Declaring bankruptcy is a complex process. One decision creates ripples that shake not just the financial aspect of your life; these ripples will also affect your future a great deal. The state of Illinois acknowledges the complexity of the bankruptcy filing that it requires the debtors to undergo credit counseling and complete a financial management instructional course.
Here are the basics of the Chapter 7 bankruptcy and Chapter 13 bankruptcy.
Chapter 7: Straight Bankruptcy

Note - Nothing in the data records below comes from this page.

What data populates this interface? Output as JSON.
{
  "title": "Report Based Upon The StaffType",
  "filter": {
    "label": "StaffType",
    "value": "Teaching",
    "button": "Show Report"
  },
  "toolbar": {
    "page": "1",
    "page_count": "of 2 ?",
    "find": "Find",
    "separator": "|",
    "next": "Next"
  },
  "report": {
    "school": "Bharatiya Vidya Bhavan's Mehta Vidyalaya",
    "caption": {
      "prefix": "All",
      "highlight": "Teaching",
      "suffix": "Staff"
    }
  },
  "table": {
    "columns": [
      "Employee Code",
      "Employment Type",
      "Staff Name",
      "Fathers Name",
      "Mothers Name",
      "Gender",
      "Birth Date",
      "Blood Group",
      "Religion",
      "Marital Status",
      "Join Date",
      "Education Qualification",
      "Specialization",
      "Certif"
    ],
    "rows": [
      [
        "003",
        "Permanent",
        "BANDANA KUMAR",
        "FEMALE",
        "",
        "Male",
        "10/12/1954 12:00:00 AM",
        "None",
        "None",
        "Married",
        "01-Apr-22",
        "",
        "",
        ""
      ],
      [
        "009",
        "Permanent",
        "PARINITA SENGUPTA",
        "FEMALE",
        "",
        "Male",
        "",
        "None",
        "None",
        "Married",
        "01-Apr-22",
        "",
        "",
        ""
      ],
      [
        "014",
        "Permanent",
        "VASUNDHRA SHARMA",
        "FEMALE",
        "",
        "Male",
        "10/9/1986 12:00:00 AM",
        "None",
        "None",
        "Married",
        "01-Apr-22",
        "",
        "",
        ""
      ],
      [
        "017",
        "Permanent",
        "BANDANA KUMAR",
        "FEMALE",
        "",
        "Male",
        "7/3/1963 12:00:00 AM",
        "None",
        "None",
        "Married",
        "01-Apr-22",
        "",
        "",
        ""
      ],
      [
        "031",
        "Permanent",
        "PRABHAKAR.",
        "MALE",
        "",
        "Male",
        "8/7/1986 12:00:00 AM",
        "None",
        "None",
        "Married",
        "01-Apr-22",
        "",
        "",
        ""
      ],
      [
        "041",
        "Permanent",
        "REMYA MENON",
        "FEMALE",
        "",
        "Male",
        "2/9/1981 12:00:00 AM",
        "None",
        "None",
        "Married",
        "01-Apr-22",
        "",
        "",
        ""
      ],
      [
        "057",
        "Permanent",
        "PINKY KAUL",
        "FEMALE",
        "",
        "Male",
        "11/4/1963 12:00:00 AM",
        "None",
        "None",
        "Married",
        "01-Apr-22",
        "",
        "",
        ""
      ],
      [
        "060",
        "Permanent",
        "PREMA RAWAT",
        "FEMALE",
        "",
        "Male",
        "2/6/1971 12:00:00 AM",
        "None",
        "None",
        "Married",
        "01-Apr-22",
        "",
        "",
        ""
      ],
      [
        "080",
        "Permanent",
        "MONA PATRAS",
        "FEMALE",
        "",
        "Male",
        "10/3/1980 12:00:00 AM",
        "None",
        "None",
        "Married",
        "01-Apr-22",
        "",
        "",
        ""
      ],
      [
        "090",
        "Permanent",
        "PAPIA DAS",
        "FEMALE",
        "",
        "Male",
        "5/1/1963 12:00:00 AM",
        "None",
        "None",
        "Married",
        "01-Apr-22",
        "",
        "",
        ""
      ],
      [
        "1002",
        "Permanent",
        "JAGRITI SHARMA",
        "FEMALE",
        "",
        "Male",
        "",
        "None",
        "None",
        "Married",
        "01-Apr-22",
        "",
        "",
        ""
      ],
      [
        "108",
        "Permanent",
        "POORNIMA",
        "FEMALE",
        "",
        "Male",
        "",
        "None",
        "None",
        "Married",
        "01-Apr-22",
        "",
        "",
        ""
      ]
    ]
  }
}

Chapter 7 bankruptcy wipes out your entire debt, giving it the name “straight bankruptcy.” Lawyers from Chang Legal LLC explain that in this type, there’s no need for the filer to have a repayment plan. The filer can’t hold their assets anymore, however. The court trustee collects the nonexempt assets and sells them to pay the creditors. The good thing about filing a Chapter 7 bankruptcy is that you can have a fresh start. The money you earn after the date of the filing is yours.
Chapter 13: Reorganization Bankruptcy
Chapter 13 is designed to repay as much debt as possible. In this type, the filer can keep all the assets. There should be a repayment plan, though. In this arrangement, you will be given several years to repay your debts. This bankruptcy is also called the “reorganization bankruptcy” because of the detailed repayment plan involved.
In 2015, there are approximately 820,000 personal bankruptcy cases filed, 37% were Chapter 13 and 63 percent were Chapter 7.
Chapter 13 bankruptcy works if you have a steady income and you are confident that your financial problems are temporary. If it is otherwise, Chapter 7 is probably the best option for you. To make the best move, get the help of bankruptcy lawyers. They can help you evaluate your finances and choose the option that is more beneficial.